1905-today:Expeditions and Research
In the transition period from the Millerntor to Bergedorf and in the early years of the new observatory, research branched into three broad categories: solar eclipses, star populations, and instrumentation. Between 1905 and 1929, the observatory carried out several expeditions to study solar eclipses, among others, in Algeria, Mexico, Sweden and the Phillippines. The stationary telescopes at Hamburg played a major role in the compilation of large star catalogues, such as the AKG2, a collaboration with observatories at Bonn and Pulkowo that documented over 200000 stars and became a standard reference for astrometry up until the 1980s. Walter Baade laid the groundwork of his research on stellar populations during his decade spent at the Hamburg Observatory.
The observatory at Bergedorf
1930s: Instrumentation and Innovation
1930, Bernhard Schmidt, a freelance optician who worked at the observatory, produced a corrector plate for reflecting telescopes with spherical primary mirrors after fruitful discussions with Walter Baade.
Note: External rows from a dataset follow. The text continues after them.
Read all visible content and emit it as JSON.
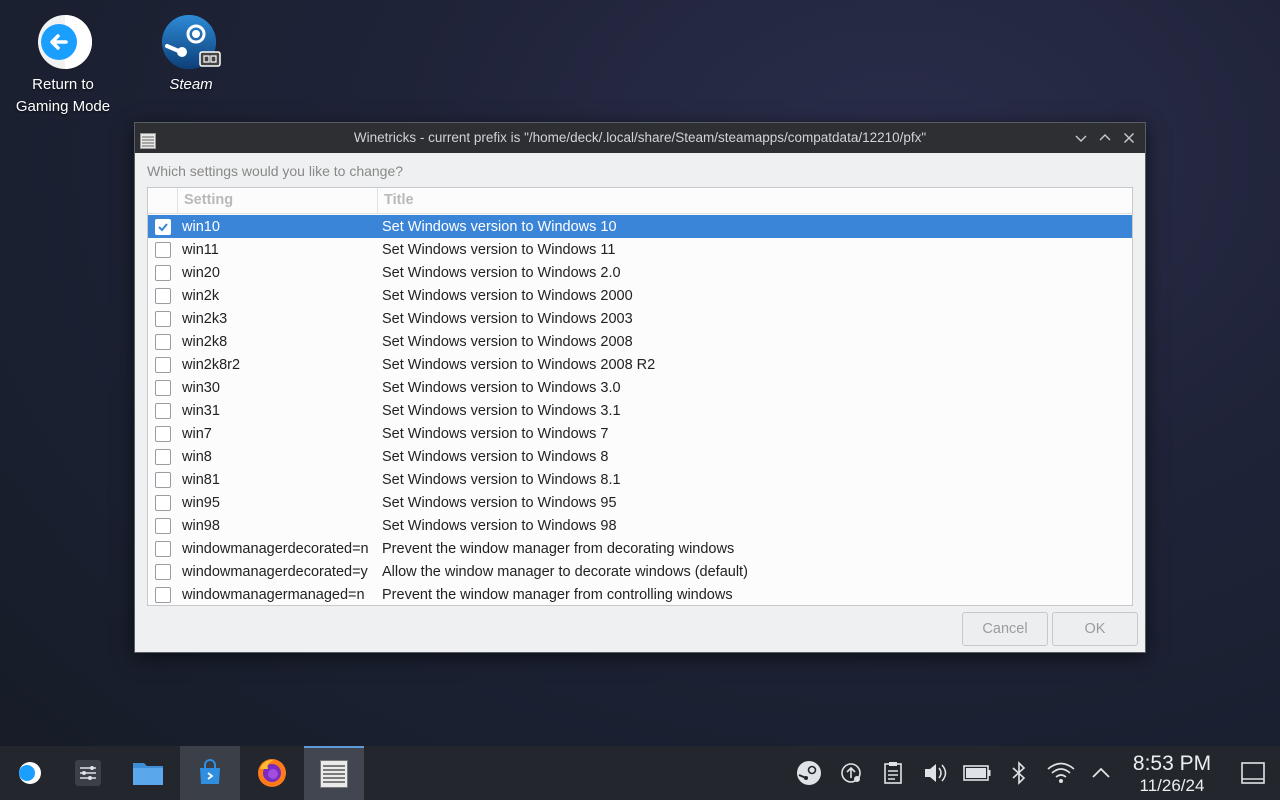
{
  "desktop": {
    "icons": [
      {
        "label_line1": "Return to",
        "label_line2": "Gaming Mode",
        "icon": "return-arrow-icon"
      },
      {
        "label_line1": "Steam",
        "icon": "steam-icon"
      }
    ]
  },
  "window": {
    "title": "Winetricks - current prefix is \"/home/deck/.local/share/Steam/steamapps/compatdata/12210/pfx\"",
    "prompt": "Which settings would you like to change?",
    "columns": [
      "Setting",
      "Title"
    ],
    "rows": [
      {
        "setting": "win10",
        "title": "Set Windows version to Windows 10",
        "checked": true,
        "selected": true
      },
      {
        "setting": "win11",
        "title": "Set Windows version to Windows 11",
        "checked": false
      },
      {
        "setting": "win20",
        "title": "Set Windows version to Windows 2.0",
        "checked": false
      },
      {
        "setting": "win2k",
        "title": "Set Windows version to Windows 2000",
        "checked": false
      },
      {
        "setting": "win2k3",
        "title": "Set Windows version to Windows 2003",
        "checked": false
      },
      {
        "setting": "win2k8",
        "title": "Set Windows version to Windows 2008",
        "checked": false
      },
      {
        "setting": "win2k8r2",
        "title": "Set Windows version to Windows 2008 R2",
        "checked": false
      },
      {
        "setting": "win30",
        "title": "Set Windows version to Windows 3.0",
        "checked": false
      },
      {
        "setting": "win31",
        "title": "Set Windows version to Windows 3.1",
        "checked": false
      },
      {
        "setting": "win7",
        "title": "Set Windows version to Windows 7",
        "checked": false
      },
      {
        "setting": "win8",
        "title": "Set Windows version to Windows 8",
        "checked": false
      },
      {
        "setting": "win81",
        "title": "Set Windows version to Windows 8.1",
        "checked": false
      },
      {
        "setting": "win95",
        "title": "Set Windows version to Windows 95",
        "checked": false
      },
      {
        "setting": "win98",
        "title": "Set Windows version to Windows 98",
        "checked": false
      },
      {
        "setting": "windowmanagerdecorated=n",
        "title": "Prevent the window manager from decorating windows",
        "checked": false
      },
      {
        "setting": "windowmanagerdecorated=y",
        "title": "Allow the window manager to decorate windows (default)",
        "checked": false
      },
      {
        "setting": "windowmanagermanaged=n",
        "title": "Prevent the window manager from controlling windows",
        "checked": false
      }
    ],
    "buttons": {
      "cancel": "Cancel",
      "ok": "OK"
    }
  },
  "taskbar": {
    "time": "8:53 PM",
    "date": "11/26/24",
    "accent": "#3b85d8"
  }
}
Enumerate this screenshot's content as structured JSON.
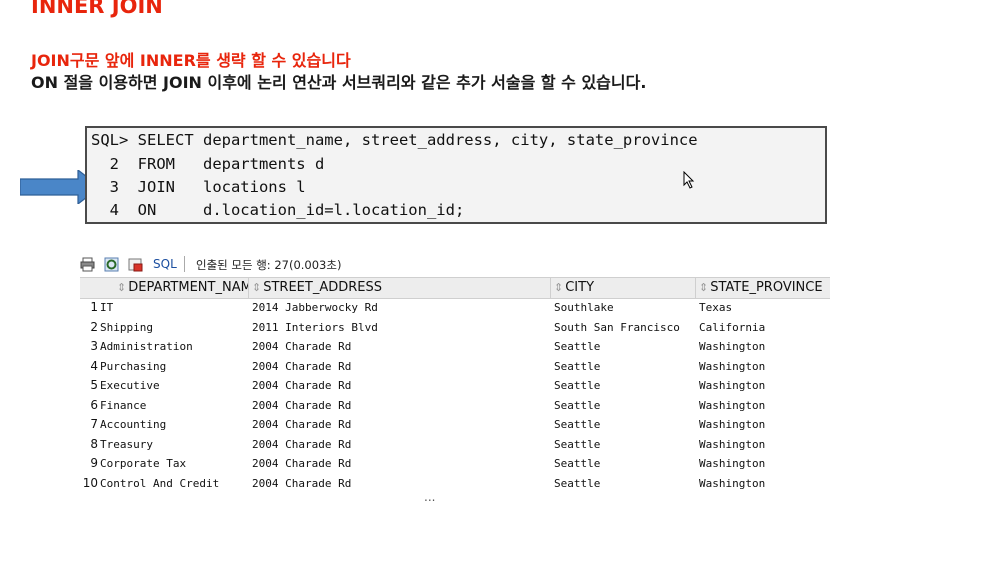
{
  "heading": {
    "title": "INNER JOIN",
    "line1": "JOIN구문 앞에 INNER를 생략 할 수 있습니다",
    "line2": "ON 절을 이용하면 JOIN 이후에 논리 연산과 서브쿼리와 같은 추가 서술을 할 수 있습니다."
  },
  "sql": {
    "lines": [
      "SQL> SELECT department_name, street_address, city, state_province",
      "  2  FROM   departments d",
      "  3  JOIN   locations l",
      "  4  ON     d.location_id=l.location_id;"
    ]
  },
  "toolbar": {
    "sql_label": "SQL",
    "fetch_status": "인출된 모든 행: 27(0.003초)"
  },
  "grid": {
    "columns": [
      "DEPARTMENT_NAME",
      "STREET_ADDRESS",
      "CITY",
      "STATE_PROVINCE"
    ],
    "rows": [
      {
        "n": "1",
        "dept": "IT",
        "street": "2014 Jabberwocky Rd",
        "city": "Southlake",
        "state": "Texas"
      },
      {
        "n": "2",
        "dept": "Shipping",
        "street": "2011 Interiors Blvd",
        "city": "South San Francisco",
        "state": "California"
      },
      {
        "n": "3",
        "dept": "Administration",
        "street": "2004 Charade Rd",
        "city": "Seattle",
        "state": "Washington"
      },
      {
        "n": "4",
        "dept": "Purchasing",
        "street": "2004 Charade Rd",
        "city": "Seattle",
        "state": "Washington"
      },
      {
        "n": "5",
        "dept": "Executive",
        "street": "2004 Charade Rd",
        "city": "Seattle",
        "state": "Washington"
      },
      {
        "n": "6",
        "dept": "Finance",
        "street": "2004 Charade Rd",
        "city": "Seattle",
        "state": "Washington"
      },
      {
        "n": "7",
        "dept": "Accounting",
        "street": "2004 Charade Rd",
        "city": "Seattle",
        "state": "Washington"
      },
      {
        "n": "8",
        "dept": "Treasury",
        "street": "2004 Charade Rd",
        "city": "Seattle",
        "state": "Washington"
      },
      {
        "n": "9",
        "dept": "Corporate Tax",
        "street": "2004 Charade Rd",
        "city": "Seattle",
        "state": "Washington"
      },
      {
        "n": "10",
        "dept": "Control And Credit",
        "street": "2004 Charade Rd",
        "city": "Seattle",
        "state": "Washington"
      }
    ],
    "more_indicator": "..."
  },
  "colors": {
    "accent_red": "#e8250c",
    "arrow_blue": "#4a86c8",
    "sql_link": "#1c4fa0"
  },
  "icons": [
    "arrow-right-icon",
    "mouse-cursor-icon",
    "print-icon",
    "refresh-icon",
    "sql-icon",
    "sort-icon"
  ]
}
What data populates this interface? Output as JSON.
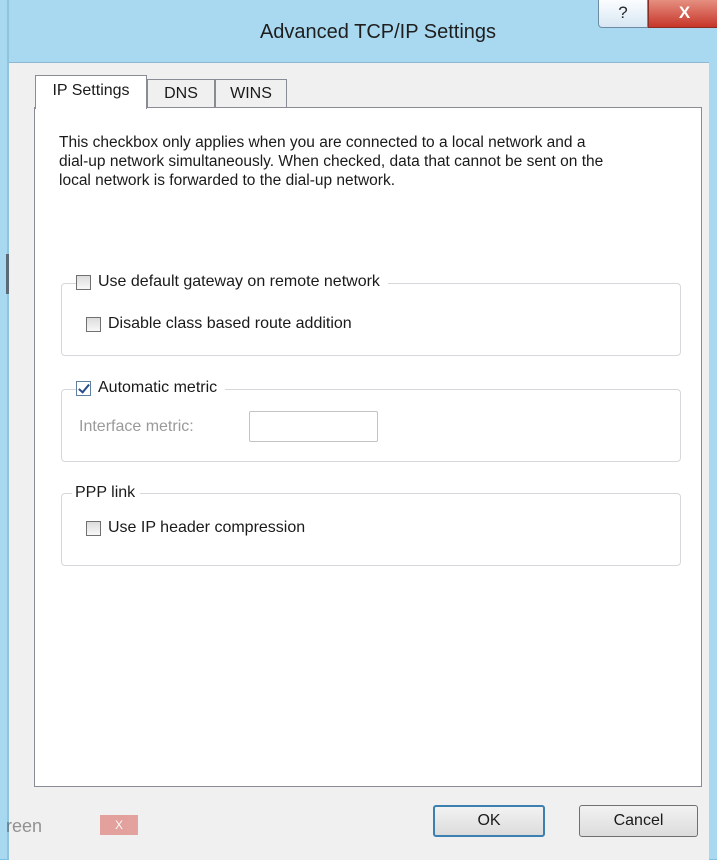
{
  "window": {
    "title": "Advanced TCP/IP Settings",
    "help_label": "?",
    "close_label": "X"
  },
  "tabs": [
    {
      "label": "IP Settings",
      "active": true
    },
    {
      "label": "DNS",
      "active": false
    },
    {
      "label": "WINS",
      "active": false
    }
  ],
  "description": "This checkbox only applies when you are connected to a local network and a dial-up network simultaneously.  When checked, data that cannot be sent on the local network is forwarded to the dial-up network.",
  "gateway_group": {
    "use_default_gateway": {
      "label": "Use default gateway on remote network",
      "checked": false
    },
    "disable_class_route": {
      "label": "Disable class based route addition",
      "checked": false
    }
  },
  "metric_group": {
    "automatic_metric": {
      "label": "Automatic metric",
      "checked": true
    },
    "interface_metric_label": "Interface metric:",
    "interface_metric_value": ""
  },
  "ppp_group": {
    "title": "PPP link",
    "ip_header_compression": {
      "label": "Use IP header compression",
      "checked": false
    }
  },
  "buttons": {
    "ok_label": "OK",
    "cancel_label": "Cancel"
  },
  "background_window": {
    "fragment_text": "reen",
    "close_label": "X"
  },
  "colors": {
    "title_bar": "#a9d9f0",
    "close_button": "#c7362a",
    "default_button_border": "#3c7fb1"
  }
}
This plate eliminated spherical aberration of the optics which distorted images noticeably for wider angles. Schmidt waived patenting his invention which rapidly spread it across the world. Whether in its original form or as an adaption for modified optics, it found application not only in astronomical instruments but also movie projectors and reflex cameras.
The observatory at Bergedorf
1939-1945: World War II
During World War II, the observatory was deemed a strategic asset and put under naval command, which limited work to observations of solar activity due to its influence on radio and to position computations for military navigation. Despite the appropriation, the observatory managed to fend off the exertion of influence by the NS-Dozentenbund when a new institute director was appointed in 1941. In the run-up to his appointment, new director Otto Heckmann had managed to accommodate the establishment sufficiently without compromising his ideals or buying into unscientific ideology.
The observatory at Bergedorf
1954-1970: New instruments and research
1954, a new telescope building was completed at the observatory, featuring the Hamburger Schmidt-Spiegel, a modern reflector featuring Bernhard Schmidt's optics, and a mirror vaporization plant in order to keep the reflectors functioning. Between 1955 and 1970, the Hamburg Observatory became the central hub that compiled the data of eleven observatories from across Europe and North America into the star catalogue AKG3.
The observatory at Bergedorf
1962-1968: Foundation of ESO
Since its proposal by Walter Baade in 1953, director Heckmann was a prime mover in the establishment of the ESO, which would allow to tap into the far less explored Southern hemisphere. 1962, he became the first director and established the first headquarters in Bergedorf close to the observatory that later was relocated to Geneva. In 1968, Heckmann retired. The same year, the Hamburg Observatory joined the physics department of the Hamburg University.
Modern era observatory
1968-today: Joining the University
1971, the new Zonenastrograph was added to the pool of instruments. Five years later, the Schmidtspiegel was transferred to the Calar Alto Observatory in Spain. Its building and mount was later occupied by the Oscar-Lühning-Teleskop.
1996, the entire observatory was put under monumental protection. Since 2008, the observatory is listed as national monument of cultural heritage.